Task objective
Search the listing below for the word "Save" and return each line that contains it.
┌──
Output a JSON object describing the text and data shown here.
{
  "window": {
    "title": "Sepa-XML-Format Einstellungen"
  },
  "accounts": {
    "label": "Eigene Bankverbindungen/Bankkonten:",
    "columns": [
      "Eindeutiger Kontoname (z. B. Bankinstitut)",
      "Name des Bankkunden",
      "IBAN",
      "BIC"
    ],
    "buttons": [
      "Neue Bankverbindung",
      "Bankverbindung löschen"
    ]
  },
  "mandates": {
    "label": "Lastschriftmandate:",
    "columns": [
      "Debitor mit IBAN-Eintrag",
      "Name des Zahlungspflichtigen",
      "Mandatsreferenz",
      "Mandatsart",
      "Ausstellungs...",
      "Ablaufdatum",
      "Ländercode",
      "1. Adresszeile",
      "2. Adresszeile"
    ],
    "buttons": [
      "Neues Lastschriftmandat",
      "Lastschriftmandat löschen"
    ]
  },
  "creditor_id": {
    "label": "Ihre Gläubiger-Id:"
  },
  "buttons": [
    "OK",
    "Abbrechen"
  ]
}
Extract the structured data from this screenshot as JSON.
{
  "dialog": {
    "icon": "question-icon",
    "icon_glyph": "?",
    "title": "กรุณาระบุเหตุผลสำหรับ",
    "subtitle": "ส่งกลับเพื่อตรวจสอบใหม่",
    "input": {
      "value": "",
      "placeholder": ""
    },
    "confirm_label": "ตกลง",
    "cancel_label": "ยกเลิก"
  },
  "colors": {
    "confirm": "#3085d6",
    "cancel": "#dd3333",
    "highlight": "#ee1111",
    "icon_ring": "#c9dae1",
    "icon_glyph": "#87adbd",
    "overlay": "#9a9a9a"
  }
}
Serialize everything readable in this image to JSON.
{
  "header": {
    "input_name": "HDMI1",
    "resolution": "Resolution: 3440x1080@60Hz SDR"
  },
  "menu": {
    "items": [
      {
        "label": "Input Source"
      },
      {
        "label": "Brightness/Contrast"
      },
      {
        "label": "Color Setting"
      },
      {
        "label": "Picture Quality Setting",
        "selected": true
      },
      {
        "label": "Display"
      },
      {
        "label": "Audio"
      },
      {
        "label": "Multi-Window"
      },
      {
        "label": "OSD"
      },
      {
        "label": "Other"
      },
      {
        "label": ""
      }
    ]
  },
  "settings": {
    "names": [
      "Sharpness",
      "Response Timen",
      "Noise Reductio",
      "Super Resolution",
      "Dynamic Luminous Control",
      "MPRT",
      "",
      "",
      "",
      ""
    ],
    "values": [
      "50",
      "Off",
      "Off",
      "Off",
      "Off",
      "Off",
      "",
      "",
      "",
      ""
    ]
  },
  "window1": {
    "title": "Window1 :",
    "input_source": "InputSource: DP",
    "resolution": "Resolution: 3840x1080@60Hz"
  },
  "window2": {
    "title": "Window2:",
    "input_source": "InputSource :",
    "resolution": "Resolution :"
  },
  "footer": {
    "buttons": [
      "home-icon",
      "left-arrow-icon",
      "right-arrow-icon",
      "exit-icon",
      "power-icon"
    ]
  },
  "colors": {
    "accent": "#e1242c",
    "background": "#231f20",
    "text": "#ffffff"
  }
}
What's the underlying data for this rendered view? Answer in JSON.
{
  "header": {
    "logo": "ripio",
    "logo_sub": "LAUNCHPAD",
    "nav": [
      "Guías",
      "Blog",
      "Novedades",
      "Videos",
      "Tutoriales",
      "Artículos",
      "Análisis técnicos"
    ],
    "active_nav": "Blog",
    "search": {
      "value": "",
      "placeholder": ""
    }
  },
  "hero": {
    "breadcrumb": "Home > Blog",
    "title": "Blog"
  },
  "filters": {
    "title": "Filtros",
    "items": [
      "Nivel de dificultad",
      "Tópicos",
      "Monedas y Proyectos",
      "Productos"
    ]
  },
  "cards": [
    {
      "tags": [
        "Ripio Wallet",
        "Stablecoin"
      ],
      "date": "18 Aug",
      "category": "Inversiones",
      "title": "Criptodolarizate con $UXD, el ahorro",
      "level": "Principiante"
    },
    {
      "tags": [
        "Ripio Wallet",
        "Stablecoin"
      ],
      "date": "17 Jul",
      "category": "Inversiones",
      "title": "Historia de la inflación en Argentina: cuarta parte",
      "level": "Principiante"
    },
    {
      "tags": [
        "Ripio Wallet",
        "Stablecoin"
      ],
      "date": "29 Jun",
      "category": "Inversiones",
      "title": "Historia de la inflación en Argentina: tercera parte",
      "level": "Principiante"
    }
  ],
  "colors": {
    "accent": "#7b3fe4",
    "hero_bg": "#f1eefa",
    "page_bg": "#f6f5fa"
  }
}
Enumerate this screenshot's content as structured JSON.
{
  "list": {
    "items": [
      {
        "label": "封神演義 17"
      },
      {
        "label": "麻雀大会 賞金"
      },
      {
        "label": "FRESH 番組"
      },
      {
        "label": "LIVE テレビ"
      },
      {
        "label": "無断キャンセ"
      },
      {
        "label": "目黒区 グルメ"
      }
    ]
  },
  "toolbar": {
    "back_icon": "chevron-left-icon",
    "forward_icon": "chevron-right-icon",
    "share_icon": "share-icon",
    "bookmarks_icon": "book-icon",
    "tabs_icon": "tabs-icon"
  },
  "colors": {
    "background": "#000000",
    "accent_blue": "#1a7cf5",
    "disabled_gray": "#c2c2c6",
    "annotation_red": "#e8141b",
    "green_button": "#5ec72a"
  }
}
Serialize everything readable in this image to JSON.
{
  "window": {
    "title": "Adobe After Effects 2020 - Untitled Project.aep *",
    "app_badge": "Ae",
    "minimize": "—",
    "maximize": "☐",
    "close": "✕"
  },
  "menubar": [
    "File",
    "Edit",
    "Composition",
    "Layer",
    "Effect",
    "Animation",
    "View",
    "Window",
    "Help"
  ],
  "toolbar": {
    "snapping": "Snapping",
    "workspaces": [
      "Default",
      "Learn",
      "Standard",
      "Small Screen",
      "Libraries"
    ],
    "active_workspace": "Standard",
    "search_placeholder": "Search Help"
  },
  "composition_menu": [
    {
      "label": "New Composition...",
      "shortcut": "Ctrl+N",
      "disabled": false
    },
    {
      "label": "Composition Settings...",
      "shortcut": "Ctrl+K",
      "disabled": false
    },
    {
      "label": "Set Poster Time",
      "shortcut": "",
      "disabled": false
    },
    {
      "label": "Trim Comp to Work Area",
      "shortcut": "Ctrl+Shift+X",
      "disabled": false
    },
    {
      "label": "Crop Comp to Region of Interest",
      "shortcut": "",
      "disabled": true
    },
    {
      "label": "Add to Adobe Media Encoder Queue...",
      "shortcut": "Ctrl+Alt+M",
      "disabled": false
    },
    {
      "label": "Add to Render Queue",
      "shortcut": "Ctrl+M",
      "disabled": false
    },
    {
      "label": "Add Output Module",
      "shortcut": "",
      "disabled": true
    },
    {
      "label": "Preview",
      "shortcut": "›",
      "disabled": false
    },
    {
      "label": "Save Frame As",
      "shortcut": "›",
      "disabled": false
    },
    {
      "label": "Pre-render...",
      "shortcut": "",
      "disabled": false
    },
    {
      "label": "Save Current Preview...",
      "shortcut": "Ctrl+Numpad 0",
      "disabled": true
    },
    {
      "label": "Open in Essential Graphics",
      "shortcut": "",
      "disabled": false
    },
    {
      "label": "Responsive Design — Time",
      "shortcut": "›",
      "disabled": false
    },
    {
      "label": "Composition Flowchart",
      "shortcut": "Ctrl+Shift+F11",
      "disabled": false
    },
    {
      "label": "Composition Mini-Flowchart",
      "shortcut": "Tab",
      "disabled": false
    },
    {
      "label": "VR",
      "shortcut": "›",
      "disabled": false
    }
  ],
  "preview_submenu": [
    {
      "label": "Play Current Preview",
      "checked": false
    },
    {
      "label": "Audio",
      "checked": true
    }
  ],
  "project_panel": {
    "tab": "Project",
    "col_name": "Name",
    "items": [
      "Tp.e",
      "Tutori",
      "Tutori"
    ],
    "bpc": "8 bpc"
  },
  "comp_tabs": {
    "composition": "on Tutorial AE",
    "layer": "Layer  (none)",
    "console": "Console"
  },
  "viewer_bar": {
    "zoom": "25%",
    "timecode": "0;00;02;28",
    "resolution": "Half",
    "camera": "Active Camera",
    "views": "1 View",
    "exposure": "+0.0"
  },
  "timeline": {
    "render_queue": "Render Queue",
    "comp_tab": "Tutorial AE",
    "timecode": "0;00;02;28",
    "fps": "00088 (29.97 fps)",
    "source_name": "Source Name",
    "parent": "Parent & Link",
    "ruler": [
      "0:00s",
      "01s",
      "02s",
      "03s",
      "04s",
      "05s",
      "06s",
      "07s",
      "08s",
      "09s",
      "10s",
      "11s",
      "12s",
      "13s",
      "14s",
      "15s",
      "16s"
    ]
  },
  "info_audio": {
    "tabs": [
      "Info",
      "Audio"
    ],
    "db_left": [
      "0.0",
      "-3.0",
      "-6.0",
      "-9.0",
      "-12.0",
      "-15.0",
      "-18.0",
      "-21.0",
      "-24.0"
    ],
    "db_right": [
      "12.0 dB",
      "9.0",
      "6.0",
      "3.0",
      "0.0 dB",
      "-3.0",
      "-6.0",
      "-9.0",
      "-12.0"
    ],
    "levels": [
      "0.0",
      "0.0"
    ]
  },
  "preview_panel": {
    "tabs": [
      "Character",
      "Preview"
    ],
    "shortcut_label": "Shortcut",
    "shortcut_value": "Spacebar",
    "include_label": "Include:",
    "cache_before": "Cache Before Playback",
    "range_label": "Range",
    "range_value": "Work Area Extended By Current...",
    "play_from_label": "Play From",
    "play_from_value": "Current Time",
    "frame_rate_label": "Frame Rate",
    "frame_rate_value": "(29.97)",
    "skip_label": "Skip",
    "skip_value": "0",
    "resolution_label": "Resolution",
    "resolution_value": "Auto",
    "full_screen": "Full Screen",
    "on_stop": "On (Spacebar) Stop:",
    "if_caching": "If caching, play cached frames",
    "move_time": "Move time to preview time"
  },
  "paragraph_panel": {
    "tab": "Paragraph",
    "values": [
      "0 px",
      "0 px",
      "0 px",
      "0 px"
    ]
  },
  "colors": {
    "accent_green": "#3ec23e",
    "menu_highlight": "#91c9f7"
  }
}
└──
Output for this task
      "label": "Save Frame As",
      "label": "Save Current Preview...",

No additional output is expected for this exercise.